Entries provided Block Start

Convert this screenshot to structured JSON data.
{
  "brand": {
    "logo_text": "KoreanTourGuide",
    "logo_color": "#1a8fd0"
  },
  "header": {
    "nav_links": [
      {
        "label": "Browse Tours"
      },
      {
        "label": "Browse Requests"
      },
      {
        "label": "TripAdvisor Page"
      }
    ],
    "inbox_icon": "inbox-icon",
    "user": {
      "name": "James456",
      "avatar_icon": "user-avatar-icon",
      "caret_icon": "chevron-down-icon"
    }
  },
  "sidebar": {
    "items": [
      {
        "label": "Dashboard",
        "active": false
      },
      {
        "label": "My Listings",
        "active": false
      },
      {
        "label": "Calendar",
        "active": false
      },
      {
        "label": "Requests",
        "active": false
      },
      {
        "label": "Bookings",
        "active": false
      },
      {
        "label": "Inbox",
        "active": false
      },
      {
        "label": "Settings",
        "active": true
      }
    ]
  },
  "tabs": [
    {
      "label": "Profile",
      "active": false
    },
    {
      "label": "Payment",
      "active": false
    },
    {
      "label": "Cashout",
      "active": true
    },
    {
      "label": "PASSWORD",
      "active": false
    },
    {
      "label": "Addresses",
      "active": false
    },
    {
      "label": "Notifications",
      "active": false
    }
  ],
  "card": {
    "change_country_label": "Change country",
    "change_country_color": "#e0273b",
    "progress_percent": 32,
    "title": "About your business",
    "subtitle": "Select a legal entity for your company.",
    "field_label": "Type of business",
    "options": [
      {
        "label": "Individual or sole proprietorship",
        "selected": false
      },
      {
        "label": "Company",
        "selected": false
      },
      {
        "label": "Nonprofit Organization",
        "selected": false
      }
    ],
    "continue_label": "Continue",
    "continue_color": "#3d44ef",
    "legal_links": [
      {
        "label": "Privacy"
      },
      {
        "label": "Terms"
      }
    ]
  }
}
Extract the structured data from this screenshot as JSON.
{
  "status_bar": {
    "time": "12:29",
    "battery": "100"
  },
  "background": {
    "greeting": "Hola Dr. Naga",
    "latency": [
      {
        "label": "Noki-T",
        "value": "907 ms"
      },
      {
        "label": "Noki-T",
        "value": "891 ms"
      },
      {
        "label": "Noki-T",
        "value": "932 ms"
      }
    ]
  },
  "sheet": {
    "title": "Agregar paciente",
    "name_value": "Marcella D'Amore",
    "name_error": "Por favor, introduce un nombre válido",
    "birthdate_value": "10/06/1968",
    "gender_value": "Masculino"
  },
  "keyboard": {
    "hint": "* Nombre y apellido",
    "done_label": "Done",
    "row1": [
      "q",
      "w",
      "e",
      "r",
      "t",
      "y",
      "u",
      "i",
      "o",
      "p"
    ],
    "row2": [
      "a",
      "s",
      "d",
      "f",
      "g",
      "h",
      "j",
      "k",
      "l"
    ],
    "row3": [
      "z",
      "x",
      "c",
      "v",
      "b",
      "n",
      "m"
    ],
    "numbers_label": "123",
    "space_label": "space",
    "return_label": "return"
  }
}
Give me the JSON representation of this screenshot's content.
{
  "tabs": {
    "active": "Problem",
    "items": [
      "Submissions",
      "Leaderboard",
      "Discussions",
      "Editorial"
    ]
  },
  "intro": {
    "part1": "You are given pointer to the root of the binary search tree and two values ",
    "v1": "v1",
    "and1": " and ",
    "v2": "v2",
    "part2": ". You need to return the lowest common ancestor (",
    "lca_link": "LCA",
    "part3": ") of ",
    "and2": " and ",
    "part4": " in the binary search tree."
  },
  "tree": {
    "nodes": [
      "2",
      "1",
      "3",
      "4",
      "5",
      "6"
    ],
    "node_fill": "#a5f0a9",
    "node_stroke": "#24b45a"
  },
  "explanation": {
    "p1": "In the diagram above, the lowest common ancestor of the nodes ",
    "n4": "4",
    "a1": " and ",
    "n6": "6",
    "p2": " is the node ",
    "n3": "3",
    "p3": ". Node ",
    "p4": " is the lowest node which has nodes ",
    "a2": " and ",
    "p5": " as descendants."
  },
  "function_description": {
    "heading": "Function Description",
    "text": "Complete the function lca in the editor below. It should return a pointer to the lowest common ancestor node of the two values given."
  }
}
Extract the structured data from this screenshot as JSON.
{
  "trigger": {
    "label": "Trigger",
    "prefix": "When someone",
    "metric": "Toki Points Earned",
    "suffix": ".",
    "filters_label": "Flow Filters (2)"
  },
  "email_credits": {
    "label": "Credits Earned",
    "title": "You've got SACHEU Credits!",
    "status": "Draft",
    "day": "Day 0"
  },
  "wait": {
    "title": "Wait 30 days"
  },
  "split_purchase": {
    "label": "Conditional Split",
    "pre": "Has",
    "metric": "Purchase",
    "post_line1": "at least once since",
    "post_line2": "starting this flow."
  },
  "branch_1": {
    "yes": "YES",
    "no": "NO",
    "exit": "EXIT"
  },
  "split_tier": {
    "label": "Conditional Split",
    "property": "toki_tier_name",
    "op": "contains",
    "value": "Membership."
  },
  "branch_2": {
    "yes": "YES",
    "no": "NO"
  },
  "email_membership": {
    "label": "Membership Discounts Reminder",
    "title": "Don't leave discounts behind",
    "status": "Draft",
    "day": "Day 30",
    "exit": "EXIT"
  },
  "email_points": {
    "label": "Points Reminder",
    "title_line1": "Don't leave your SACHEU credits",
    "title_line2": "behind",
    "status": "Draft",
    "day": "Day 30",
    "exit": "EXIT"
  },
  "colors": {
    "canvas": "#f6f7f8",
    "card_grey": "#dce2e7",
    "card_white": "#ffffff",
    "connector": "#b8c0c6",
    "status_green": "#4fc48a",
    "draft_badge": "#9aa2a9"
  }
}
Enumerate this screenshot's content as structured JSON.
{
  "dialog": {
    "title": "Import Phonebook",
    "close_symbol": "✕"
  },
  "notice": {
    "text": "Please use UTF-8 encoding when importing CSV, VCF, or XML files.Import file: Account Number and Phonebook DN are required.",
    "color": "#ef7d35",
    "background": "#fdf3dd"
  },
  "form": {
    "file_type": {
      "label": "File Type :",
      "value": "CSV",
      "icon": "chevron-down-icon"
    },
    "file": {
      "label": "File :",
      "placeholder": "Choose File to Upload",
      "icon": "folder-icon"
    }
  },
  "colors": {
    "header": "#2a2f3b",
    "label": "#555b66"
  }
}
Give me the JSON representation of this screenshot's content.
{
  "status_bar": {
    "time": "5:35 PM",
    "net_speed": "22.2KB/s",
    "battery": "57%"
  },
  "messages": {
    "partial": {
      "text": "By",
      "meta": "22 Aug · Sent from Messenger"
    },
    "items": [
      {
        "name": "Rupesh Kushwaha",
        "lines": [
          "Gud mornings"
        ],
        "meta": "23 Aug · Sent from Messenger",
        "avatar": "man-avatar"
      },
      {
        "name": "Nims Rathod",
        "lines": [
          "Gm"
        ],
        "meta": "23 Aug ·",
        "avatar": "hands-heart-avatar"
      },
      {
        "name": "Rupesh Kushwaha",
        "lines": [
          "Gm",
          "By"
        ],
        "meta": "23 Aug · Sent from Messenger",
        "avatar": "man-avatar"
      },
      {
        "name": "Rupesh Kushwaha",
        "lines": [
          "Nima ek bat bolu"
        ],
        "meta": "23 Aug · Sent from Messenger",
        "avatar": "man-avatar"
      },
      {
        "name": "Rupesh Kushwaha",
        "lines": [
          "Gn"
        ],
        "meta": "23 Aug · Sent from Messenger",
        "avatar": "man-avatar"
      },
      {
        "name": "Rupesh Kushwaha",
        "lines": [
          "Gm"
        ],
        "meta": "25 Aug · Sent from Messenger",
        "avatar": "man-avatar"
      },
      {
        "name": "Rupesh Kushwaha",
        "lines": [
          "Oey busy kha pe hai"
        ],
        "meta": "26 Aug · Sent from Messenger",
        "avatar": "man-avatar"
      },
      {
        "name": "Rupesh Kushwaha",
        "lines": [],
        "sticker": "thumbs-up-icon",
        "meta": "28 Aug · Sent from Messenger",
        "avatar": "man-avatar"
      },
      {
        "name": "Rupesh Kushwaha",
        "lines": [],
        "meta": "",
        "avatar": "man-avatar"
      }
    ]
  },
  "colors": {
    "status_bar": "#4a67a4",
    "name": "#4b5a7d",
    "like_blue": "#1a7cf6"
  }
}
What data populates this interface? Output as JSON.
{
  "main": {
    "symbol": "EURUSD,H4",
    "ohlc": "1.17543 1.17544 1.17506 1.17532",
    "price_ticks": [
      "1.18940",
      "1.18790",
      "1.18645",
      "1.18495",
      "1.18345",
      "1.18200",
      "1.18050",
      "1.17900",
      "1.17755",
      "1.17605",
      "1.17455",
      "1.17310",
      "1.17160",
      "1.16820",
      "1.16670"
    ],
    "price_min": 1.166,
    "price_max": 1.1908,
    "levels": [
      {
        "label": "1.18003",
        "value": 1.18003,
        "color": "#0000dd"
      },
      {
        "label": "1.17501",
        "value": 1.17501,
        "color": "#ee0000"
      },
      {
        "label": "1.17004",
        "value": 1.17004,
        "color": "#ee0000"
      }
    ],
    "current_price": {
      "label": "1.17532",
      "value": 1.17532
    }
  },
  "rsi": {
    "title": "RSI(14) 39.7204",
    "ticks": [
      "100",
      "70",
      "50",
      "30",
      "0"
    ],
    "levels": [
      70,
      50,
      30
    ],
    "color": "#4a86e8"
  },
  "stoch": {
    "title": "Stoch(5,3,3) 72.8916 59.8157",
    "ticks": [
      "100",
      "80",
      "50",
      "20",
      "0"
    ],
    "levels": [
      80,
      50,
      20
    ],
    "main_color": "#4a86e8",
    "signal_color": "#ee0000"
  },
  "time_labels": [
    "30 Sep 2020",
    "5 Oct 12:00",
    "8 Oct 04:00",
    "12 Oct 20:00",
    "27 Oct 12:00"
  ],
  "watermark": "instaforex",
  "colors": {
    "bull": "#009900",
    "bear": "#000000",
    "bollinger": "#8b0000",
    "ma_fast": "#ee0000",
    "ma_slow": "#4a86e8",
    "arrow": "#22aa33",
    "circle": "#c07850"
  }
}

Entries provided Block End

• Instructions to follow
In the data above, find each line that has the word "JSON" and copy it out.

• Exercise answer
Convert this screenshot to structured JSON data.
Extract the structured data from this screenshot as JSON.
Give me the JSON representation of this screenshot's content.
Extract the structured data from this screenshot as JSON.
Enumerate this screenshot's content as structured JSON.
Give me the JSON representation of this screenshot's content.
What data populates this interface? Output as JSON.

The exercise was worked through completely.